Mr. Hutton: I understand that that, too, was discussed between the usual channels and that the two sides agreed on a Select Committee. As I said, the Government want to give Members the greatest possible opportunity to discuss the intricate details of the Bill, and we think that a special Select Committee will provide that.
Arrangements for the membership and powers of the Committee in its initial meetings will be put to the House shortly. How the Committee conducts its business will of course be a matter for it, but I hope that there will be ample opportunities for key groups and individuals concerned with adoption to comment on the Bill and give evidence to the Committee. I also hope that the Select Committee process will allow us to maintain the helpful consensual, consultative, cross-party approach that has characterised discussions on the issue so far. That has, I understand, happened in connection with legislation relating to the armed forces, which is regularly subject to scrutiny along the lines that we propose.
Mrs. Spelman: It is a pleasure to deal with what I think would be more accurately described as a committal motion. Those of us who have had to argue our way through the rights and wrongs of a programme motion will recognise that we are dealing with something slightly different. The Opposition welcome this procedure, which--for the first time, or certainly the first time when I have dealt with such a motion--allows us, at least in theory, an amount of time for debate that must result from a good deal of common sense. After all, we are dealing with a complex Bill.

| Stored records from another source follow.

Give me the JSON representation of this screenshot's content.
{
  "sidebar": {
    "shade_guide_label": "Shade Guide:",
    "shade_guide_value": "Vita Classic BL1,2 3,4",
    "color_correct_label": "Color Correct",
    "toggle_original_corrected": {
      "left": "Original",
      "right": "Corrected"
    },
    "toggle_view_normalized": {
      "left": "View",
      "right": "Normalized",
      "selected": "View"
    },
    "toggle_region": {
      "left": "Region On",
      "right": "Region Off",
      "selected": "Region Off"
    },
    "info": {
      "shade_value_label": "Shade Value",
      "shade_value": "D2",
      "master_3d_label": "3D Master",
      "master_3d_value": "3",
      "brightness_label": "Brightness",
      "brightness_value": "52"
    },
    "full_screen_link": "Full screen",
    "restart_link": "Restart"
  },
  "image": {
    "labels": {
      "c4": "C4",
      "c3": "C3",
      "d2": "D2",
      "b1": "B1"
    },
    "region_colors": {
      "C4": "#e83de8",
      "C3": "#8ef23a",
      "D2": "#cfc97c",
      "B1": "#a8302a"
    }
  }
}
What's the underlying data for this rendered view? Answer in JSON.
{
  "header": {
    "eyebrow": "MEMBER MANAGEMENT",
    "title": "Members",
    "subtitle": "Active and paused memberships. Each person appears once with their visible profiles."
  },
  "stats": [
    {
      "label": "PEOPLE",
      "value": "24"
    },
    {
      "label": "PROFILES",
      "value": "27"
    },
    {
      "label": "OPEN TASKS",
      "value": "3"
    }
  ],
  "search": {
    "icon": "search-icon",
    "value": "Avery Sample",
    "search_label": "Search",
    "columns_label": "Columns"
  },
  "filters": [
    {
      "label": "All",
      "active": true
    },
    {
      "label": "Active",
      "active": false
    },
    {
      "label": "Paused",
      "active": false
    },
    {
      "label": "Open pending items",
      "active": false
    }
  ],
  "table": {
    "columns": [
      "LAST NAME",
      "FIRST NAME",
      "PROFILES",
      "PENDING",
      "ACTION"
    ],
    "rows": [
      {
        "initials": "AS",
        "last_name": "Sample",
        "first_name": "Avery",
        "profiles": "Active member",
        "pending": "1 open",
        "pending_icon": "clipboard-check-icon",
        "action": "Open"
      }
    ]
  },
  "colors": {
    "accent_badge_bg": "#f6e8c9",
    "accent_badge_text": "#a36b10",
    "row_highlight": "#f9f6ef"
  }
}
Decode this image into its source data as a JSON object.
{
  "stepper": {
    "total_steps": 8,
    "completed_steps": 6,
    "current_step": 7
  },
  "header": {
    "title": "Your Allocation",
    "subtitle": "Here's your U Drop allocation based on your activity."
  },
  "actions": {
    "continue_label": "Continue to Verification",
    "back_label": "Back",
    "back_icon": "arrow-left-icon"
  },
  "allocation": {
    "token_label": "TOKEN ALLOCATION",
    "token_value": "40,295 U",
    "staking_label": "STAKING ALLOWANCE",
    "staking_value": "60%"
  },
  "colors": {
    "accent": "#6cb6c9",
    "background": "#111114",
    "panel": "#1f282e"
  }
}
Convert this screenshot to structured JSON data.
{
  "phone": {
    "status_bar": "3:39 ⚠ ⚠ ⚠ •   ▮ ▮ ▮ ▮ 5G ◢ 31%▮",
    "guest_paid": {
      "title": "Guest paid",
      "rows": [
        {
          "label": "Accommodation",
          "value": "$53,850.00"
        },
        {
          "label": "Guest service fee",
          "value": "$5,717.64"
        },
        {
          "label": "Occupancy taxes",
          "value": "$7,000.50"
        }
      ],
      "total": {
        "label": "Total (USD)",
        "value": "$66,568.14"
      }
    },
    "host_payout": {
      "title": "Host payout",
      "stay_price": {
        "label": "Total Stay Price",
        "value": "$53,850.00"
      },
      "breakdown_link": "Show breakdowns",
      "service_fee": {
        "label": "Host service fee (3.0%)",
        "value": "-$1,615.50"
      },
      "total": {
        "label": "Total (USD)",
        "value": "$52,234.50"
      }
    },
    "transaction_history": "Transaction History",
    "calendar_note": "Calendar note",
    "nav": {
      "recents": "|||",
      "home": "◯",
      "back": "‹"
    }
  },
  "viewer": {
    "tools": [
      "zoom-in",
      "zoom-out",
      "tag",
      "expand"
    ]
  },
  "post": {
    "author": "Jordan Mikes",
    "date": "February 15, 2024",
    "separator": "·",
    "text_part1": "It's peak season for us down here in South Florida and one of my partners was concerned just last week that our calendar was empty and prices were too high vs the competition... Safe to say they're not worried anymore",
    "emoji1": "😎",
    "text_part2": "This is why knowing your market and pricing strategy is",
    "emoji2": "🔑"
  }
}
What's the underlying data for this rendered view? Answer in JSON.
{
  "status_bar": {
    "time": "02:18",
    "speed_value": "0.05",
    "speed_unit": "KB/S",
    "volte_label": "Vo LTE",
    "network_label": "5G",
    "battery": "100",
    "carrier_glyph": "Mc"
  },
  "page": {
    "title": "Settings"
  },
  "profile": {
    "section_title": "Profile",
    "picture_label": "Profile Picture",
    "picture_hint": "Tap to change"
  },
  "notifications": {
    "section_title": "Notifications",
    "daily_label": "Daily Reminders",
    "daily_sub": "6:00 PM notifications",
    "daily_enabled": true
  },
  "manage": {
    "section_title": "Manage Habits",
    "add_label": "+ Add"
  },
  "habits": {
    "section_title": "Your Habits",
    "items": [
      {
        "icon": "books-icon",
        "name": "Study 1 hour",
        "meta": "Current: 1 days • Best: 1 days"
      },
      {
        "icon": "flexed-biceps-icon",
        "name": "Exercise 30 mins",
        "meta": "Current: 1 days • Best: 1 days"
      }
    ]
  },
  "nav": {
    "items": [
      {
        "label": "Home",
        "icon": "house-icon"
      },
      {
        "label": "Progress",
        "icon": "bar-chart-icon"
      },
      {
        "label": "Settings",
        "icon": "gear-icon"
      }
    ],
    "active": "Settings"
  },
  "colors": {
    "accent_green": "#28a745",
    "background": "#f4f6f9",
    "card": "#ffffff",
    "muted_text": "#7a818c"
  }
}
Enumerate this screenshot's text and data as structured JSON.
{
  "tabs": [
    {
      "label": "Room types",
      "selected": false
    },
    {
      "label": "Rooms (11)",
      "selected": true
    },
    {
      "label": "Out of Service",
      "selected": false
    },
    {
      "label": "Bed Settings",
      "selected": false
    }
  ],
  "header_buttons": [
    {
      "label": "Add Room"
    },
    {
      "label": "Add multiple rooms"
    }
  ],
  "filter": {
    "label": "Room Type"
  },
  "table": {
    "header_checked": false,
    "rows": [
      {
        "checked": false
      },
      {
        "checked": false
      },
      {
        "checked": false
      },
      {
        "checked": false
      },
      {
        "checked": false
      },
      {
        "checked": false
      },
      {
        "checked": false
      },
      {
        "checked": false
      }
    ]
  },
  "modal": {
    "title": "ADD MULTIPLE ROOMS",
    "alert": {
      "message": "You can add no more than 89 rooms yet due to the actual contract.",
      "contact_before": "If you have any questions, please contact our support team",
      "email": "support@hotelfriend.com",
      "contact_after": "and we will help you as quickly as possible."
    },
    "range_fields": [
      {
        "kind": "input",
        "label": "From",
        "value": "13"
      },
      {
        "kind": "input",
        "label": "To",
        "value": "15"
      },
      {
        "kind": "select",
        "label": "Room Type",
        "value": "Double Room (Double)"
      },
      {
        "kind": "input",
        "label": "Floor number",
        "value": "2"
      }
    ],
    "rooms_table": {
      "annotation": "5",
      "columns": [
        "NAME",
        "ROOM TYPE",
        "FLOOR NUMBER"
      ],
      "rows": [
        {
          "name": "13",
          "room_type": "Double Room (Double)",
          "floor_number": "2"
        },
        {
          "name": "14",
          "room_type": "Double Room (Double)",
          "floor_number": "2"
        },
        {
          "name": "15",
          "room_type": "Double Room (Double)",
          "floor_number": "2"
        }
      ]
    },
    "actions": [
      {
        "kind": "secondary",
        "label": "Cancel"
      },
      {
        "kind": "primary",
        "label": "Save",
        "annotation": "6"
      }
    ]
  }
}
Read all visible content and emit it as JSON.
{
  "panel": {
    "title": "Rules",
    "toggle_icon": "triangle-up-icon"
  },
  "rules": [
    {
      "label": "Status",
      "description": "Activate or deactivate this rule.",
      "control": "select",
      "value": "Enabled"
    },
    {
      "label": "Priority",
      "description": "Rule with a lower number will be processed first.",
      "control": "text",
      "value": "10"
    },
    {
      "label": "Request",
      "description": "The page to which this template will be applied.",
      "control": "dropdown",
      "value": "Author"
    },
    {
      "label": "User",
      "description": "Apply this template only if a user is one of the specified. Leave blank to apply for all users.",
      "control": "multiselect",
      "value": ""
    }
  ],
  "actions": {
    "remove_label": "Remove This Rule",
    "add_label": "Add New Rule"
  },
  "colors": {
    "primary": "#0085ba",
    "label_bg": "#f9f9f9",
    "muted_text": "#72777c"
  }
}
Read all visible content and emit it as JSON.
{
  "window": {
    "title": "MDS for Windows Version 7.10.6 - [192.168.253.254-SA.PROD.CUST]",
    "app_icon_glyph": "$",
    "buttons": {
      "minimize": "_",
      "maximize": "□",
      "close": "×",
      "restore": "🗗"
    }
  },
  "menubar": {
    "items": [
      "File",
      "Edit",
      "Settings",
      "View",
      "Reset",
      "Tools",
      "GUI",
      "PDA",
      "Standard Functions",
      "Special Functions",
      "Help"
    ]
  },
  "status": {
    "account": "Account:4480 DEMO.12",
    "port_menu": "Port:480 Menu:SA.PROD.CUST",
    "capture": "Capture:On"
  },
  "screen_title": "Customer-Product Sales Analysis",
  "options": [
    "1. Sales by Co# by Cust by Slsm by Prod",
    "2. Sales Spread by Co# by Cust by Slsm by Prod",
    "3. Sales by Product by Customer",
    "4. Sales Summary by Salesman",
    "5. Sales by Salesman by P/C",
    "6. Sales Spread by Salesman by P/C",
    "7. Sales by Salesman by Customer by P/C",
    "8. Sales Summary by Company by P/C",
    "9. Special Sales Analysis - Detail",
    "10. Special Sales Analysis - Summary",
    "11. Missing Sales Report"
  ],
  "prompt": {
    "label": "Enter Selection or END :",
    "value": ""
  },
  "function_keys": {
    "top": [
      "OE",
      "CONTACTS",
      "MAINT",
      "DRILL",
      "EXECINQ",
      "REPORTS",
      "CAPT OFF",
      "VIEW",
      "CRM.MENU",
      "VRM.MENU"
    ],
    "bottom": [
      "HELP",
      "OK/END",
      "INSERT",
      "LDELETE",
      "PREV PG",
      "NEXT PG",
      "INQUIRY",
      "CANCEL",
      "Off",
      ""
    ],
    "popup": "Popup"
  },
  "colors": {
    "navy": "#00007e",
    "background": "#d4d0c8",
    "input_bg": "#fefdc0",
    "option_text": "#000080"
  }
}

There is, however, a touch of unreality in all this. Some of us have been locked in the Chamber all day, but the moment one sets foot outside and enters the real world one finds that people are talking about the date of the general election, which could precede 12 June. There is a certain unreality in debating a motion on whether a Select Committee should report to the House before 12 June.